Dataset rows for apps and sites:
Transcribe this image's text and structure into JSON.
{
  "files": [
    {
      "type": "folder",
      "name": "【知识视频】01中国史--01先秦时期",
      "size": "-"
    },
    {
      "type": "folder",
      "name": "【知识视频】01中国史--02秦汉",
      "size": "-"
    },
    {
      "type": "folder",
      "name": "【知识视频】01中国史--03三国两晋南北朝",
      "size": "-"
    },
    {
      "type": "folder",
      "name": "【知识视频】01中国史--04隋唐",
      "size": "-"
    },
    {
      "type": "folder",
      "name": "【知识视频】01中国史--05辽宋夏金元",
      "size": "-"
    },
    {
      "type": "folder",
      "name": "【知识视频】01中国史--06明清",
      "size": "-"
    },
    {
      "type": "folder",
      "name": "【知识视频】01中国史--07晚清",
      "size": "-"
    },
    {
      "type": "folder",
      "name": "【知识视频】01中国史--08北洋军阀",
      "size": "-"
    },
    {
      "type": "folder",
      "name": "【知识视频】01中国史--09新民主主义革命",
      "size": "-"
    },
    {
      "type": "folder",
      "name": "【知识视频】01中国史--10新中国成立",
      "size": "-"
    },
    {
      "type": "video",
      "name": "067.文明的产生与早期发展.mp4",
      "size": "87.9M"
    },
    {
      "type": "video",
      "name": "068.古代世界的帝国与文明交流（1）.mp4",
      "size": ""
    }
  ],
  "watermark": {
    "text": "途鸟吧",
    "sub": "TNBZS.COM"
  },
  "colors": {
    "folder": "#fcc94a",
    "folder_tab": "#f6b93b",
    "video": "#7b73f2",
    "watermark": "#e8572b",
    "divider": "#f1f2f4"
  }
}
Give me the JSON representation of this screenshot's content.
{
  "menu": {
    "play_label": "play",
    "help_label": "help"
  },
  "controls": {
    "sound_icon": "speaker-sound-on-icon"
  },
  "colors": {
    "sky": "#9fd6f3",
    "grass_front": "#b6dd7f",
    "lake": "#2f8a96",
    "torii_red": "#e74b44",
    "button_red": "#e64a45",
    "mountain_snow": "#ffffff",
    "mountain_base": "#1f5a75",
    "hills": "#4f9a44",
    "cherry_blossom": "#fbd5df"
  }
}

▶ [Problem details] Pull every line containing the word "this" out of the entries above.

▶ [Your response]
Transcribe this image's text and structure into JSON.
Give me the JSON representation of this screenshot's content.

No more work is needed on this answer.